Consider two otherwise identical worlds, in one of which determinism is true, and in the other of which it is not. In the second world there is freedom of the will. What difference does this make to the legal system and the moral system? Ex hypothesi, none. When I wrote that if hard determinism is true, moral systems cannot be corrupt, I was describing Stephen's view, not my own! Hence I think the apparent contradiction that he detects. Here's another way of putting the point I wanted to make. We can imagine a deterministic world in which people are thinking good thoughts and doing good things, and making good laws. The world of law and morality seems to have survived the loss of freedom! In this world, some philosophers believe in determinism, and some in freewill. But of course the having of those beliefs is part of a deterministically produced system. There could be incidentally be a deterministic world that is morally and legally better than a world with freewill. Consider the worst world imaginable, but having freewill, and the best world imaginable, but lacking freewill. You might prefer to live in the unpleasant world, but that doesn't mean it's better. In it the innocent are tortured, unfairness abounds, and so on.
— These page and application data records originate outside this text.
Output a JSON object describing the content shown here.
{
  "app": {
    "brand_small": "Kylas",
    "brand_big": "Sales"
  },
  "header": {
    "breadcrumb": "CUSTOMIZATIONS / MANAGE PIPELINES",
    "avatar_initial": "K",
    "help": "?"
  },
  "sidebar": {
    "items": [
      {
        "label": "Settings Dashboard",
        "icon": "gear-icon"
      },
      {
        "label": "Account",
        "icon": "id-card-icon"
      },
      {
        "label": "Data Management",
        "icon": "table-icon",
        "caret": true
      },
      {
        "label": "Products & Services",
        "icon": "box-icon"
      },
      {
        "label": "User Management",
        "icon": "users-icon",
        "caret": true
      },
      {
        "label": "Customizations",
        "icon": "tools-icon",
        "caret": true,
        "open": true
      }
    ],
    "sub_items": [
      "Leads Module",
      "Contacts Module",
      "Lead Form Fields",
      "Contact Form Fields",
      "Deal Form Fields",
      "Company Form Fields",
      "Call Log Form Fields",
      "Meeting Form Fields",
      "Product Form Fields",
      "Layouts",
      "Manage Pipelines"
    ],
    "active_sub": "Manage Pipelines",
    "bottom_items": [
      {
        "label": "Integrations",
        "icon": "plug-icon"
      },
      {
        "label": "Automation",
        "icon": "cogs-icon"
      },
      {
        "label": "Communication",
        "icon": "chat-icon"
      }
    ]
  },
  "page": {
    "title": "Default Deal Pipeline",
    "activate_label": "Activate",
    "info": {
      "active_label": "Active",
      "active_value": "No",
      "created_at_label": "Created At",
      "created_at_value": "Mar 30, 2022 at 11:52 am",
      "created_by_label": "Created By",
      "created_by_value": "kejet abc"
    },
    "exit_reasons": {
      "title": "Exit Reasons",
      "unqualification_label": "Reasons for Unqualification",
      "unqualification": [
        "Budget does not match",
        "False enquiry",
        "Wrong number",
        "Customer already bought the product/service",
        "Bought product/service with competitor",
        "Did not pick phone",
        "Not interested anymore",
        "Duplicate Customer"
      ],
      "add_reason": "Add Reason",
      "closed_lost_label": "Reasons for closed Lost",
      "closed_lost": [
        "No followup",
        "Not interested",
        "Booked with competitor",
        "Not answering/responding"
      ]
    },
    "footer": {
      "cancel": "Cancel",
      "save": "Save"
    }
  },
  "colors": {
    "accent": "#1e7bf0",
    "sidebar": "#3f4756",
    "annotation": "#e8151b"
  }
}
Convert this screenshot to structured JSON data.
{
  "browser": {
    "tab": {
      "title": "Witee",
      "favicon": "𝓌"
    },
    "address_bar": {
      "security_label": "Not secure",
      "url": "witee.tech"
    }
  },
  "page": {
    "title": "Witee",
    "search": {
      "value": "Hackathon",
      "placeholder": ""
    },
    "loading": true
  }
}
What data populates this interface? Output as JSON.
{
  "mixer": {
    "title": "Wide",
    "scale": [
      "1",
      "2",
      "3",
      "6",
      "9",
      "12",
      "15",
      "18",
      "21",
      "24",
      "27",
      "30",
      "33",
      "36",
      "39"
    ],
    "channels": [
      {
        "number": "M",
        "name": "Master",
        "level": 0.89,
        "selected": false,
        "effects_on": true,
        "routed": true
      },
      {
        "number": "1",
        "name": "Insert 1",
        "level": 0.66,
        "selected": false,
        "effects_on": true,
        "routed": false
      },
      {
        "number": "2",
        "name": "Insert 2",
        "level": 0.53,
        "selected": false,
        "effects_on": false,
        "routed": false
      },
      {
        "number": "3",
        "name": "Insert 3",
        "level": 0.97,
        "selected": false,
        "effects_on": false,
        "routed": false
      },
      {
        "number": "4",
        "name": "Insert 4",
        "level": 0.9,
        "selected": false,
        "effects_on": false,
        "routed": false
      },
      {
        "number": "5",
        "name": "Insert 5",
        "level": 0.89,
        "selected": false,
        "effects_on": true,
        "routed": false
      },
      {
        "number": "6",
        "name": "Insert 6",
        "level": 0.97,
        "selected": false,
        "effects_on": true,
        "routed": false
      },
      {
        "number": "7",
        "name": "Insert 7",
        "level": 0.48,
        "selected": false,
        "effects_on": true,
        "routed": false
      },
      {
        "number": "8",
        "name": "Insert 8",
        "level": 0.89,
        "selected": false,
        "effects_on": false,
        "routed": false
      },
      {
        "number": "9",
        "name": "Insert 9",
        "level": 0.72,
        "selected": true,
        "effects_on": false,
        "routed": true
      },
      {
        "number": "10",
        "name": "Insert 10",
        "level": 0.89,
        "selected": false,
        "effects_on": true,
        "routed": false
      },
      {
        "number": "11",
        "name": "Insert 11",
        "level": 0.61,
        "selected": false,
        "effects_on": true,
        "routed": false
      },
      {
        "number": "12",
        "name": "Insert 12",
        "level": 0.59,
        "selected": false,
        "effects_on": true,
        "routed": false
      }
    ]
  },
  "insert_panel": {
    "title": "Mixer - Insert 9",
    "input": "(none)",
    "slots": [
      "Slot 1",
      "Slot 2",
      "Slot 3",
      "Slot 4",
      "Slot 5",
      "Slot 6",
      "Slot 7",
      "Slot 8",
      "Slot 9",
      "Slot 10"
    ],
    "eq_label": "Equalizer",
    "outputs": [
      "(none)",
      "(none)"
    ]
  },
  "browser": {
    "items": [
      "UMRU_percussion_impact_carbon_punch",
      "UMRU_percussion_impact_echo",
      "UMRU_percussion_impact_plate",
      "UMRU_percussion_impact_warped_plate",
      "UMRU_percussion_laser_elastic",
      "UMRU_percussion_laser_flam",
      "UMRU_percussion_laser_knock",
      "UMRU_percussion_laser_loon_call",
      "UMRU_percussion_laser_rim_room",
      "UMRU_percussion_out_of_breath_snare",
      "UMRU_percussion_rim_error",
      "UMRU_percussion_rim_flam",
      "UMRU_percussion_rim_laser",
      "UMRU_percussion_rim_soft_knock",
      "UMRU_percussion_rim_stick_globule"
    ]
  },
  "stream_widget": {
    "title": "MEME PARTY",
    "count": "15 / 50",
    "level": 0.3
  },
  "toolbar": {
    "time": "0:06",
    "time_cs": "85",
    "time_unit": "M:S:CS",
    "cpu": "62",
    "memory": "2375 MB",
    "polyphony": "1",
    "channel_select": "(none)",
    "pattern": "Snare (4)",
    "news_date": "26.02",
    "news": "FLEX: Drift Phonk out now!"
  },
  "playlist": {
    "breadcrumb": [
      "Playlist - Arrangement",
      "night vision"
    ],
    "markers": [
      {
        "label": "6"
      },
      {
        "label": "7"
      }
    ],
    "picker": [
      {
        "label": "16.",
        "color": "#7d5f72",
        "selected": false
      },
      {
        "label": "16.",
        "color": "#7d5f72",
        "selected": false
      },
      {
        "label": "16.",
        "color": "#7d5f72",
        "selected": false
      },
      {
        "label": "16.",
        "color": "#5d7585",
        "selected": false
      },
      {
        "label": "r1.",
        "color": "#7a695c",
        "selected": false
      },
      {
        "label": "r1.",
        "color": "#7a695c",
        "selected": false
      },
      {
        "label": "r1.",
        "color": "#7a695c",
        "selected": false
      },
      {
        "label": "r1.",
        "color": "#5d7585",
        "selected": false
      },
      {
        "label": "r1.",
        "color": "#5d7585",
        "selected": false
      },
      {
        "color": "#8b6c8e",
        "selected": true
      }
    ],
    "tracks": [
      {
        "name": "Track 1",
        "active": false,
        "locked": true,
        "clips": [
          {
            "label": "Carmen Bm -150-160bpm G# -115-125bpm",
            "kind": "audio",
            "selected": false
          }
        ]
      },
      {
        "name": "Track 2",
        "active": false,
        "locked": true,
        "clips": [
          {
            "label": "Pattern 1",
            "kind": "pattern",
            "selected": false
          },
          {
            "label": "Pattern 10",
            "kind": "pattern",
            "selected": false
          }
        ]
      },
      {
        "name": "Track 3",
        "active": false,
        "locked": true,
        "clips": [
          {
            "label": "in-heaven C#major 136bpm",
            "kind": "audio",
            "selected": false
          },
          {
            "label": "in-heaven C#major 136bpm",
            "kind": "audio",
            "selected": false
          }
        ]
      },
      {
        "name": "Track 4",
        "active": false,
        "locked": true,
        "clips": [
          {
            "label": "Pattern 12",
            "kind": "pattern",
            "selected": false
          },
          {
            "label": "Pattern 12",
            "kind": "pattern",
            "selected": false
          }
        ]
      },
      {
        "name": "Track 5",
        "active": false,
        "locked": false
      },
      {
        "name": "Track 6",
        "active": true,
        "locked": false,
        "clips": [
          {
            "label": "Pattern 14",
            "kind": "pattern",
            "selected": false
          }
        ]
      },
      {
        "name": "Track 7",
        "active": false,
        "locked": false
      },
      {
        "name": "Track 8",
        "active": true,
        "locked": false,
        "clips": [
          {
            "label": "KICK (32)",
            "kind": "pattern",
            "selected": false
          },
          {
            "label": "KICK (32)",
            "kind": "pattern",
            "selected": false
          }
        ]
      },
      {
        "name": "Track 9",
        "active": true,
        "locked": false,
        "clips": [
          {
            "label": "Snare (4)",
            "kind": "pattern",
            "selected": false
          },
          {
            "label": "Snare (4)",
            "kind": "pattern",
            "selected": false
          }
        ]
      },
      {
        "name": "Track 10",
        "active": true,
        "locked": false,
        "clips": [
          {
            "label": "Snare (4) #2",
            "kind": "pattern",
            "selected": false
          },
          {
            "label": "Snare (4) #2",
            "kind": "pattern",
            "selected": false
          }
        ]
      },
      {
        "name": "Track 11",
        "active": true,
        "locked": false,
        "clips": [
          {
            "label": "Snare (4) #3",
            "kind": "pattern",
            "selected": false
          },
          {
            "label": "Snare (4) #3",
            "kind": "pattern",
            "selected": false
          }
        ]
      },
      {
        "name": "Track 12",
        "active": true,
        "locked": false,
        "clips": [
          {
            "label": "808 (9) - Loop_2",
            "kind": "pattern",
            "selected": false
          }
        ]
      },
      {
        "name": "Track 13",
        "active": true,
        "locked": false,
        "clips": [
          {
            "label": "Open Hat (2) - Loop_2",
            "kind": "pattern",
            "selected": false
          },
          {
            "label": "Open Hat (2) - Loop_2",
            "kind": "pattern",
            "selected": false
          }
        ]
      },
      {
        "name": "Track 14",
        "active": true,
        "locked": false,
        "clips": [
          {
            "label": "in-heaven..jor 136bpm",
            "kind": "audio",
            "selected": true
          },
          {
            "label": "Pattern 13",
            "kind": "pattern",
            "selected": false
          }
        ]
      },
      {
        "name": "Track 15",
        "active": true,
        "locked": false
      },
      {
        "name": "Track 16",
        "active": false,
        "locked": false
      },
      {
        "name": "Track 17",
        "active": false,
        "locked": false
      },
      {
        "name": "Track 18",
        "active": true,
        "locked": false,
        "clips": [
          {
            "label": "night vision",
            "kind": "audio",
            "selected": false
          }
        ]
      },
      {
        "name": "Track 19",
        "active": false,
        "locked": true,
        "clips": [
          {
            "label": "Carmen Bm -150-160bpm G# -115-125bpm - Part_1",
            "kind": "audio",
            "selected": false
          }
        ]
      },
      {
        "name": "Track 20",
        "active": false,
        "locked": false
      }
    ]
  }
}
A lawyer is someone who practises law, or perhaps studies it, an attorney (in the US) or a barrister or solicitor (in the UK), someone who might have little or no interest in the philosophy of law, or in the the concept of law in the abstract. A legal philosopher, on the other hand, is a philosopher, often or typically today an academic person, one who studies and perhaps contributes to the philosophy of law. The philosophy of law is one of the subject areas within philosophy (such as the philosophy of science, the philosophy of religion, ethics, the theory of knowledge, metaphysics, and so on) in which one studies the question 'What is law?' - to be distinguished of course from the question 'What is the law?' - which is not a philosophical question at all. Or a philosopher of the law might be interested in the question what it is that makes law "valid". There is little doubt what the laws were in say 1935 Germany, e.g. the Nuremberg laws prohibiting the marriage of citizens ("Staatsangehoerigen") and those of Jewish descent, and declaring even such marriages conducted outside Germany invalid within Germany, or the law authorizing among others the sterilization of those with bipolar disease; but were the laws themselves valid, resting as they did on an "Enabling Act", passed by the German Parliament, that abolished the Parliament and gave to Adolf Hitler absolute power? If this act was not valid, why not? Are there limits, perhaps based on "natural rights", as to which laws can be validly enacted? A very important and sane book written by someone who was a distinguished philosopher of law and had also been a practising lawyer is H.L.A. Hart's The Concept of Law, (Oxford: OUP, 1961). Jurisprudence is a wider field than the philosophy of law, though it includes the philosophy of law, containing in addition more narrowly social and political aspects of the law. None of this really has to do with the distinction between metaethics and normative ethics. The legal philosopher might be profoundly interested in normative ethics, as for example H.L.A. Hart was. His influential contribution to the discussion leading up to the decriminalization of homosexual acts in the UK in 1967 was a sophisticated version of the position that the only moral limit of the criminal law is harm.